A 2016 Forbes article quotes a Harris Poll in which it was determined that a full 60% of Americans wish their family members would “unplug from technology” more frequently. At the same time, a 2017 Rewire article quotes an IDC report that 8 of 10 people will wake up in the morning and immediately check their phones. The need to catch up with what’s been happening is strong and compelling. And yes, possibly addictive.

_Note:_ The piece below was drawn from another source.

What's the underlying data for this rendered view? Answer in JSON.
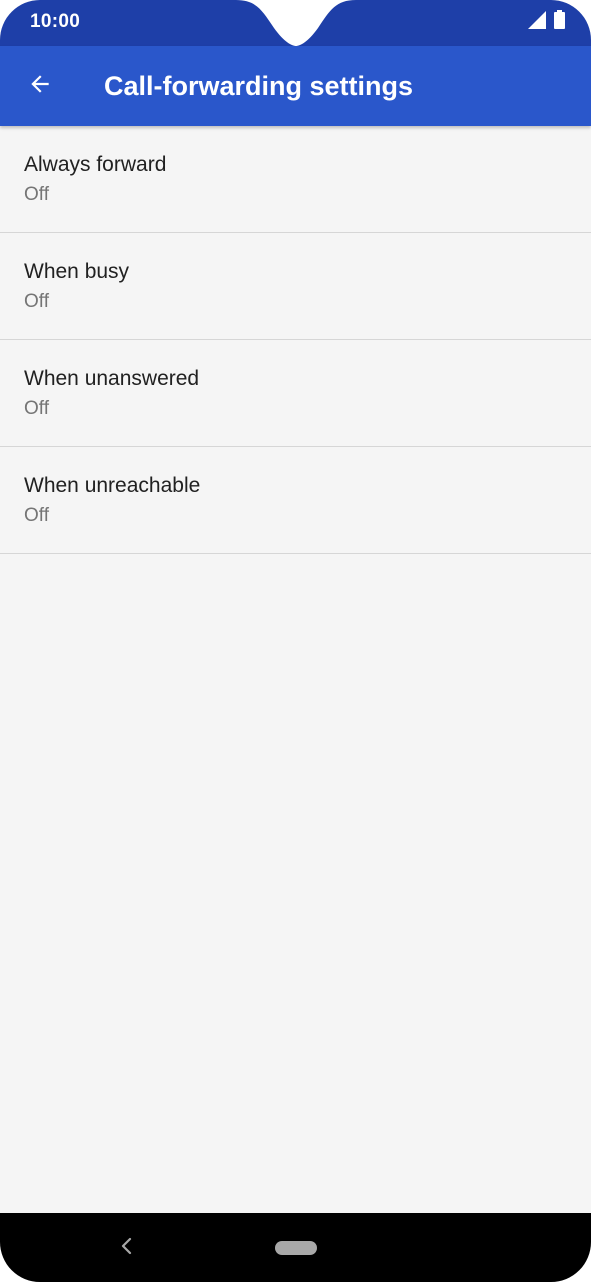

The Conversation.com explains that “Technology is designed to utilize the basic human need to feel a sense of belonging and connection with others,” which they then tie in immediately to the FoMO phenomenon. But they back this up by explaining that social media is designed to feed those needs in a variety of ways, including “‘scarcity’ (a snap or status is only temporarily available, encouraging you to get online quickly); ‘social proof’ (20,000 users retweeted an article so you should go online and read it); ‘personalization’ (your news feed is designed to filter and display news based on your interest); and ‘reciprocity’ (invite more friends to get extra points, and once your friends are part of the network it becomes much more difficult for you or them to leave).” These tie in nicely with what Kevin Kelly, the founder and former editor of Wired, lists as “generatives,” things which can define uniqueness in digital products.

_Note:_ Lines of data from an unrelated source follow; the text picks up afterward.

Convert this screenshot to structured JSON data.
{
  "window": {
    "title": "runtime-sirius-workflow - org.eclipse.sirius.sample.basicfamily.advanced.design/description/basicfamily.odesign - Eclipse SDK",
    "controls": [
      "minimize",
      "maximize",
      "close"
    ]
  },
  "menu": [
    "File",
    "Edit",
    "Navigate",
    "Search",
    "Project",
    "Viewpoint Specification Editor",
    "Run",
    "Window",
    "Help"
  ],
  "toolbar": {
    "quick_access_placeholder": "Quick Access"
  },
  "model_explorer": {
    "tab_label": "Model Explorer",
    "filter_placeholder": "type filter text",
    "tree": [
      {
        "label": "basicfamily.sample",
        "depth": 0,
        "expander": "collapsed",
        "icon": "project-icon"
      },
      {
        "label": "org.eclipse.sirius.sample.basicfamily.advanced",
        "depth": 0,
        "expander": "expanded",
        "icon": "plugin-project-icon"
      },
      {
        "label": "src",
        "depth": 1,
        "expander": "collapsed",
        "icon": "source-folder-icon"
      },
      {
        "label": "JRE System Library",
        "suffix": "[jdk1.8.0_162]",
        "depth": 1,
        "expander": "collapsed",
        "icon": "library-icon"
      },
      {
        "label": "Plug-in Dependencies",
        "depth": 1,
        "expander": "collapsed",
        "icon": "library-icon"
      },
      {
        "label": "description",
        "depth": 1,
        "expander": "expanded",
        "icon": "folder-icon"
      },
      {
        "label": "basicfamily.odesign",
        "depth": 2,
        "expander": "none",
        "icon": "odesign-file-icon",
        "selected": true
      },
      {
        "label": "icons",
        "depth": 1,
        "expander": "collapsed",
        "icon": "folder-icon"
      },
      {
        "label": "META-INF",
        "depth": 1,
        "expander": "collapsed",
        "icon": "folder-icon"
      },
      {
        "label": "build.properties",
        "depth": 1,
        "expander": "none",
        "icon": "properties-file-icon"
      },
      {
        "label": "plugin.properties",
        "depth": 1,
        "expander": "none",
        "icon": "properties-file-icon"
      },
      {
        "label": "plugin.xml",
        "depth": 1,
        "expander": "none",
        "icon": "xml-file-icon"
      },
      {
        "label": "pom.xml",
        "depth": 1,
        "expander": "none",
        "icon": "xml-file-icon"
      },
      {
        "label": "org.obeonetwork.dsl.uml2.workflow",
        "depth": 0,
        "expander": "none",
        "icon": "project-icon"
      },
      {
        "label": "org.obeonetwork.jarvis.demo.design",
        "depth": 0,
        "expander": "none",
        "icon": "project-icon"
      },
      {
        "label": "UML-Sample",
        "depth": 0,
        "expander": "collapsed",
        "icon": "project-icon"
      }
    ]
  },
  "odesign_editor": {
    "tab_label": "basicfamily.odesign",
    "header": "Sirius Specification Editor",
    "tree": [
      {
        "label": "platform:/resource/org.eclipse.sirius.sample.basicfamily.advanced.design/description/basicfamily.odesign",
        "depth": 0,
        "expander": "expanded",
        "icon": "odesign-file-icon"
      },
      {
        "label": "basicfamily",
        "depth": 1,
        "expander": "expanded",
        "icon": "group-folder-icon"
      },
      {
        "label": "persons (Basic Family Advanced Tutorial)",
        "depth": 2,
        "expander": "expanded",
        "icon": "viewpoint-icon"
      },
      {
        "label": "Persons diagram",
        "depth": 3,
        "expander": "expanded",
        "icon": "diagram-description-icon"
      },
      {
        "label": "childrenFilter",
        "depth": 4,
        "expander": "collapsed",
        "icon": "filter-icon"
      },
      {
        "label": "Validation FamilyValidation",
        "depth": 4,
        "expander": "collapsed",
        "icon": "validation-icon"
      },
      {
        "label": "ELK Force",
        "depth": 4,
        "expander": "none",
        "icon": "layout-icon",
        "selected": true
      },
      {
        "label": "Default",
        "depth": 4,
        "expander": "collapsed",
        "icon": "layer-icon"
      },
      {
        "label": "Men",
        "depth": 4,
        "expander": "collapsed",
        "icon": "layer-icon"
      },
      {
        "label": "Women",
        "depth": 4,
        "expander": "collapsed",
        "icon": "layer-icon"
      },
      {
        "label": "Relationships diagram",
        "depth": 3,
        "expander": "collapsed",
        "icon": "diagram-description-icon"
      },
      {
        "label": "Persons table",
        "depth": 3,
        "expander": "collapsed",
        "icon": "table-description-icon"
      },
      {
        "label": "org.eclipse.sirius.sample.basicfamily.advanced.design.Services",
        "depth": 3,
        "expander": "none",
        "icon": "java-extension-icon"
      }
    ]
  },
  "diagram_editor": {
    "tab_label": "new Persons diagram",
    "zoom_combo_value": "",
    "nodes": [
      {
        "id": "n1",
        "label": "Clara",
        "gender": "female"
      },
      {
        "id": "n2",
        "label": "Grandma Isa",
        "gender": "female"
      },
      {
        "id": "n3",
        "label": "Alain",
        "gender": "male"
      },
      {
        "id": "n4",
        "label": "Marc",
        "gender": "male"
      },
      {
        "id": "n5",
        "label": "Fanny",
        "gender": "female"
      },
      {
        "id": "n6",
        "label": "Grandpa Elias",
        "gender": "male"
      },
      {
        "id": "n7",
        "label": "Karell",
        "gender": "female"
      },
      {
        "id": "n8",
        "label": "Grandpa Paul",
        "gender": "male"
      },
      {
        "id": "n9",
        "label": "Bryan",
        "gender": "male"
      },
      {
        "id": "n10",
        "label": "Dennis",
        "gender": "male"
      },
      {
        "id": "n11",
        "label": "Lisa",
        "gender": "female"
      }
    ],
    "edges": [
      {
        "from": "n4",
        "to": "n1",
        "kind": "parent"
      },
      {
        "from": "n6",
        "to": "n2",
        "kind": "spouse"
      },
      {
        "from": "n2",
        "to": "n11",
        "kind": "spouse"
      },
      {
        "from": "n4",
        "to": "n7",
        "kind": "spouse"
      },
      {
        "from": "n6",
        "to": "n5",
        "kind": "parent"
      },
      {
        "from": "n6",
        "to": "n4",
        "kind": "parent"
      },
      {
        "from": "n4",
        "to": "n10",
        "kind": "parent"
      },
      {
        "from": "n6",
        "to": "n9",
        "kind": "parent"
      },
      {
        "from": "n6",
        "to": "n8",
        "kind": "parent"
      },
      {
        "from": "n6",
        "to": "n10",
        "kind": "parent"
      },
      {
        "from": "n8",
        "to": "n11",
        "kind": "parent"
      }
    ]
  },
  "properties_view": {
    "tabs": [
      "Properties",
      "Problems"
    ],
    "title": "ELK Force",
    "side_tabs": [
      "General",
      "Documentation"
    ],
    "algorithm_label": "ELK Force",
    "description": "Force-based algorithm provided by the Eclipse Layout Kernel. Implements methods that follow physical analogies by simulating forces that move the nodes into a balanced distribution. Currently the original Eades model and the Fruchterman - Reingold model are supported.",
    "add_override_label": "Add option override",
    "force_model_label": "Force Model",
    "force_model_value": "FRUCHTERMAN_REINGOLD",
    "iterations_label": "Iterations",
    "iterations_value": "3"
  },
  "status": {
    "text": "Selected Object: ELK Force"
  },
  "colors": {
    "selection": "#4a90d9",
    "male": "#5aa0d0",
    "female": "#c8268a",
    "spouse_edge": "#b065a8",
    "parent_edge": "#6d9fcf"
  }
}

Either way, the idea is the same – you’re getting something from the social networks you can’t get anywhere else. But is that an addiction?
Certainly, the devices are helpful. We have access to the complete sum of human knowledge sitting in our pockets which means we can find out anything at any time. The Guinness Book of World Records, originally supplied by the beer company to help settle bar bets, is no longer needed. A 30-second search and you know the answer to any trivia question and 60-seconds can get you access to university level research on any topic. But if you can’t focus on where you’re driving or walking because of that access, that could signify a problem.
We can have video chats with friends and family half a world away, but if we do this at the expense of the people half a room away, are we gaining anything? Kids being raised in this environment are going to grow up understanding screens better than their grandparents ever could. They’re able to multi-task with amazing efficiency but is that at the cost of interpersonal relationships?
Clinical psychologist Stephanie Marcy, Ph.D., was quoted in a 2017 LA Parent article that she’s “seeing these adolescent tantrums, where they run out of battery or the Wi-Fi shuts down and it’s like World War III has occurred.” Marcy continues to describe the cycle wherein the less children are interacting socially, the more they feel cut off, which leads them to feel worse about themselves and that leads to more isolation and depression. And it’s not just kids. In July of 2015, a patron of the Broadway show Hand to God climbed onto the set before the show started to plug his cell phone into the (fake) wall outlet.
There’s an old adage in horsemanship, an admonishment to ward against the idea that the man is not riding the horse, but the horse is riding the man. Or maybe it’s the concept of the tail wagging the dog? In other words, it’s not about the technology itself, but instead it’s all about how we use it. It’s about not letting that little device in our pockets control us, but instead, having a healthy relationship with our phones and, by extension, ourselves and our loved ones.
Now, if you’ll excuse me, I think I just felt my pocket vibrate.